Graduating from YC has become a goal for many startups in Silicon Valley and emerging markets. Acceptance into the program is a bragging right for many investors and founders worldwide, allowing them to tout how far their startup ecosystems have come and how much influence they have in their region. The program provides a cash investment for an equity stake and opens up access to capital, mentorship, and free publicity for the startups within their program. They also provide a framework for accelerators within emerging markets to model their programs off of, allowing various ecosystems to implement best practices right in their regions.
YC has received criticisms in recent years due to its expansion of each cohort, with over 200 companies participating in the current batch. Some investors also miss out, as elite VC firms get access to deals long before demo day when companies pitch publicly. This exclusivity was on display with Trove, who didn’t pitch this week after receiving $16M from A16Z early in the program.
Covid-19 concerns have also disrupted the operation this year. In April, the program had announced plans to run a fully remote summer cohort, given travel restrictions. According to founders, this separation has removed some elements of competition commonly found amongst each company. Also, the summer cohort has missed the magic of bonding during preparation for investors.

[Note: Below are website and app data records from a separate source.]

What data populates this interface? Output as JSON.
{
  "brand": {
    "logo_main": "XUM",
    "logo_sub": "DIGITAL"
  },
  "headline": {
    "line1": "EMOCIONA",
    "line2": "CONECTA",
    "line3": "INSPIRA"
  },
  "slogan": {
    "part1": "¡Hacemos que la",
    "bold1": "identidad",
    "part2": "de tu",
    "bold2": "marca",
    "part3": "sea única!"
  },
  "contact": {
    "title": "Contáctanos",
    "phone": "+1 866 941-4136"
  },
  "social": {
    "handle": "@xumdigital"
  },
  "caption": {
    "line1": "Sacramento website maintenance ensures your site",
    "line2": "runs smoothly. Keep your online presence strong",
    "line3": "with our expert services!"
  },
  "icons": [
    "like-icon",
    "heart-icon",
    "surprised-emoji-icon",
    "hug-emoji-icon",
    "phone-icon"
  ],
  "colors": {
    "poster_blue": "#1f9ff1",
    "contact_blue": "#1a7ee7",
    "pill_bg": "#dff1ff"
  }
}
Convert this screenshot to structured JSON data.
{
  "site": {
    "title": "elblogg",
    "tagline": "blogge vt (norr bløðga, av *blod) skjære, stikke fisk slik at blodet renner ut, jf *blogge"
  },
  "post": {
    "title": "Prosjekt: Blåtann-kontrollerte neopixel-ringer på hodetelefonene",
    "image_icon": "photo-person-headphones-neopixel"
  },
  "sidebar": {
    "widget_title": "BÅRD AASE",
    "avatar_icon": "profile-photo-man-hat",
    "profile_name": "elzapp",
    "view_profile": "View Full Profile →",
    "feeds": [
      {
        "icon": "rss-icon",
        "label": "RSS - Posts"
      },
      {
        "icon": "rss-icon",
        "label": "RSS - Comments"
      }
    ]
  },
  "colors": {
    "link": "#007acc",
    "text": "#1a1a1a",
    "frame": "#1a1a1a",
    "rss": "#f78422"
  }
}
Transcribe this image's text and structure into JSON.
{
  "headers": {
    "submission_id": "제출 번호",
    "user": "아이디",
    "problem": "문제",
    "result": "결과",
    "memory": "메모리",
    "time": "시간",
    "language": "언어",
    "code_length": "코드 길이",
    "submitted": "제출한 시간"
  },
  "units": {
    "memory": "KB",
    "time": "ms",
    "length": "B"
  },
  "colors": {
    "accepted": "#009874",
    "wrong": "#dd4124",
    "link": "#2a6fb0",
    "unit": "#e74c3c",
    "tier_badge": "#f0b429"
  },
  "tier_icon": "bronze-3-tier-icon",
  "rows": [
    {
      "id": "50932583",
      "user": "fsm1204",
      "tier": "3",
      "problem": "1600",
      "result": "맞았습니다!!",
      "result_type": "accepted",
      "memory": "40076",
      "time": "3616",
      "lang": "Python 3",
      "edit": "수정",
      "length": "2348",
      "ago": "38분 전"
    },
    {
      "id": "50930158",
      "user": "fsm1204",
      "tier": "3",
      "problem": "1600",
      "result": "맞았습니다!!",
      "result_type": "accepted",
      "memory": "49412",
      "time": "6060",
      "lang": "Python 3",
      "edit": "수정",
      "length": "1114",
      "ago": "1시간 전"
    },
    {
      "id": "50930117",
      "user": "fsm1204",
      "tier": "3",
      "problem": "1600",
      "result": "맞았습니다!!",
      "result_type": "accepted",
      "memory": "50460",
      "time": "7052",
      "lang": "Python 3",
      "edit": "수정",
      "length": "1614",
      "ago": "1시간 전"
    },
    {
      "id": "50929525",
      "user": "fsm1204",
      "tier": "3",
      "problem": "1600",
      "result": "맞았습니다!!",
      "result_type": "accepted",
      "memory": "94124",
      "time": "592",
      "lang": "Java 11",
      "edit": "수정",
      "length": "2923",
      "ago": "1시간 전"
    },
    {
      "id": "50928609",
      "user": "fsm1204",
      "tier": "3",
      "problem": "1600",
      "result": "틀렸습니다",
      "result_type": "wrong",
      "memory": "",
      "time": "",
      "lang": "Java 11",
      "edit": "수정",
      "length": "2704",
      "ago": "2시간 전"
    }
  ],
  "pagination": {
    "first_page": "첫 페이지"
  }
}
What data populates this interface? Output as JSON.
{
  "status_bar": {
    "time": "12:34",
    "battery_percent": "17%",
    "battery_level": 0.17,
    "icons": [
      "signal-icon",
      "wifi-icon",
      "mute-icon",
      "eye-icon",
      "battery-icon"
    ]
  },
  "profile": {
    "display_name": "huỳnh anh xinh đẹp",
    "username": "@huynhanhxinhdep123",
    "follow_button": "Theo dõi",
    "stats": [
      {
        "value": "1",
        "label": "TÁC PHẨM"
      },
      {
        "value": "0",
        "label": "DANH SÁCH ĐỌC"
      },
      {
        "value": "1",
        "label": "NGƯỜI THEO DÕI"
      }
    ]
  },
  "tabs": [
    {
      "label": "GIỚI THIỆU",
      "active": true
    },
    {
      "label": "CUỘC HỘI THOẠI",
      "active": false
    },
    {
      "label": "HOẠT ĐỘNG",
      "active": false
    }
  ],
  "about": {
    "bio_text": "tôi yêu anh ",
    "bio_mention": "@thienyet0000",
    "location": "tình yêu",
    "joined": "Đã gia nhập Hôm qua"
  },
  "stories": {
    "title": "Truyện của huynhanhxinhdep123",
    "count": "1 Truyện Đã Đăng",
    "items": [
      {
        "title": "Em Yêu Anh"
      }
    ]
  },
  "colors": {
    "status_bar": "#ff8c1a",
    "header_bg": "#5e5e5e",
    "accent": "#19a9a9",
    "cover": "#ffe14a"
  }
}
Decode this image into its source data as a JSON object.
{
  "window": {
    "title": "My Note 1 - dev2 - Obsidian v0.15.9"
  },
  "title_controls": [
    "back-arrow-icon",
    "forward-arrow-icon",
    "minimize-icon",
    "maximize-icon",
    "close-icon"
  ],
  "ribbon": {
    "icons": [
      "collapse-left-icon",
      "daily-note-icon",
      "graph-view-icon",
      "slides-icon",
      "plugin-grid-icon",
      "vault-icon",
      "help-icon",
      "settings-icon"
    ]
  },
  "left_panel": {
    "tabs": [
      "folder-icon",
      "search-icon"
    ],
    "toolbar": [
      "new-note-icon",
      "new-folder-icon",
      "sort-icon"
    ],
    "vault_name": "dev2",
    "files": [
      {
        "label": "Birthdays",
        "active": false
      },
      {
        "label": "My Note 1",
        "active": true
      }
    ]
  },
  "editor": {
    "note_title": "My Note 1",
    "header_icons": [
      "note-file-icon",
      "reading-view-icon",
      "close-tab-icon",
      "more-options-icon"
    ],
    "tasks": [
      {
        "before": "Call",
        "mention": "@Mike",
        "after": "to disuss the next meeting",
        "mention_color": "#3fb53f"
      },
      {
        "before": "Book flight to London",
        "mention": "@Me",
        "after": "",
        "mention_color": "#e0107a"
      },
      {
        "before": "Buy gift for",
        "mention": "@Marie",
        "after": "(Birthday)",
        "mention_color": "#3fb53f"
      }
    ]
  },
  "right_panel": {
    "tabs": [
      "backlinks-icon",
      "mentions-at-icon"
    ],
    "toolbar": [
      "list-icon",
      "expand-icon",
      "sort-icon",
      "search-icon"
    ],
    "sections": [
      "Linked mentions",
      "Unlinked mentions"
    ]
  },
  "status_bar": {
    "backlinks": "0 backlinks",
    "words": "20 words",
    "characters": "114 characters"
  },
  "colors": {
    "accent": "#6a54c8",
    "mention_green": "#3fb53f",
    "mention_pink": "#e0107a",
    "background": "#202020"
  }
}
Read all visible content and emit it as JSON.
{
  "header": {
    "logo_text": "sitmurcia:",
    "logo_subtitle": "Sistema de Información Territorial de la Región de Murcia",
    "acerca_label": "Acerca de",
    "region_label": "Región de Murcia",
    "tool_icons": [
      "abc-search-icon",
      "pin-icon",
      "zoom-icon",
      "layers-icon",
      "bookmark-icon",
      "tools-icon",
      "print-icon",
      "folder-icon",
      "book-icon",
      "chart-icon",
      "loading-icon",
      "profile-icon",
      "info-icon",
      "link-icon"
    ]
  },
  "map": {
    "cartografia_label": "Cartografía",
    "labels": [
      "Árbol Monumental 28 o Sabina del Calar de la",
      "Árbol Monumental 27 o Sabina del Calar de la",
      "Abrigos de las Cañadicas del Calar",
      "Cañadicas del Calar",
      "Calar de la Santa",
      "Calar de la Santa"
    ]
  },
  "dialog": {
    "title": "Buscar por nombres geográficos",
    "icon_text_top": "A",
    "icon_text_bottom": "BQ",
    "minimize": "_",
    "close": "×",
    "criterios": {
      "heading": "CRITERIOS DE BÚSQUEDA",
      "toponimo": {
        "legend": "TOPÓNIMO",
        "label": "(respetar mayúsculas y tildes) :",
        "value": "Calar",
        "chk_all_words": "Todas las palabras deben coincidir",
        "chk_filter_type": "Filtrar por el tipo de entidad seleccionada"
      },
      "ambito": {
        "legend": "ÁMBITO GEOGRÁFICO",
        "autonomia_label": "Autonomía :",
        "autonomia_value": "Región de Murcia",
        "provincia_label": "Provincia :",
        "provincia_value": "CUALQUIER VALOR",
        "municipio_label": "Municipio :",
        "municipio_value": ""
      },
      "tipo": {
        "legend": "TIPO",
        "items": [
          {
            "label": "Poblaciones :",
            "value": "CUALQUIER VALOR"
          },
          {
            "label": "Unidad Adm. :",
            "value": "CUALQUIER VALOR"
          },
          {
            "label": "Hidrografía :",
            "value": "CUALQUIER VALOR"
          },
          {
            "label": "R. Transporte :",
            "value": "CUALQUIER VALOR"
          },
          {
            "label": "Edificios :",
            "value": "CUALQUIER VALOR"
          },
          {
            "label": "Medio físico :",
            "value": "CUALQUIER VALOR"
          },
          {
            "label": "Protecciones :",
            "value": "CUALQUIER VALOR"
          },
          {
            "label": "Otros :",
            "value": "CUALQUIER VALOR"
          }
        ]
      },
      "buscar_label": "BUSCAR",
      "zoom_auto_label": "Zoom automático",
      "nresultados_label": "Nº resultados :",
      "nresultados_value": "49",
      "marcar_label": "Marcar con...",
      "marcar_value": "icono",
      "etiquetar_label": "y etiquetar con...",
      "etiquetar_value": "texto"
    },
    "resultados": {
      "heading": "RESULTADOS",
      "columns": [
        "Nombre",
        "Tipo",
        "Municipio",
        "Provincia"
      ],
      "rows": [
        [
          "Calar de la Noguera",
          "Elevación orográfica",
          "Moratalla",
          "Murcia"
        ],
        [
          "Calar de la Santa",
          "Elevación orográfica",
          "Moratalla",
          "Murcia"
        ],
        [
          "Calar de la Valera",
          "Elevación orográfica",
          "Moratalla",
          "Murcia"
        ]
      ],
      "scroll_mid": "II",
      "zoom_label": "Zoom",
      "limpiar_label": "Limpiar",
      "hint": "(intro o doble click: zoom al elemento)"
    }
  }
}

These issues aside, Y Combinator has been a positive influence for startup ecosystems by providing an accelerator model and giving opportunities for founders outside of the U.S. Acceptance of a founder is a bellwether for investors for how far along an emerging startup ecosystem has come. Below, I’ve highlighted all of the Summer 2020 cohort startups from emerging markets around the world. There are quite a few, so I’ve attempted to keep their descriptions concise. I highly encourage you to dig deeper into the startups that interest you by visiting their websites. If you would like some further reading on all of the below companies (and the entire cohort), TechCrunch put together more information about the two-day lineup here and here.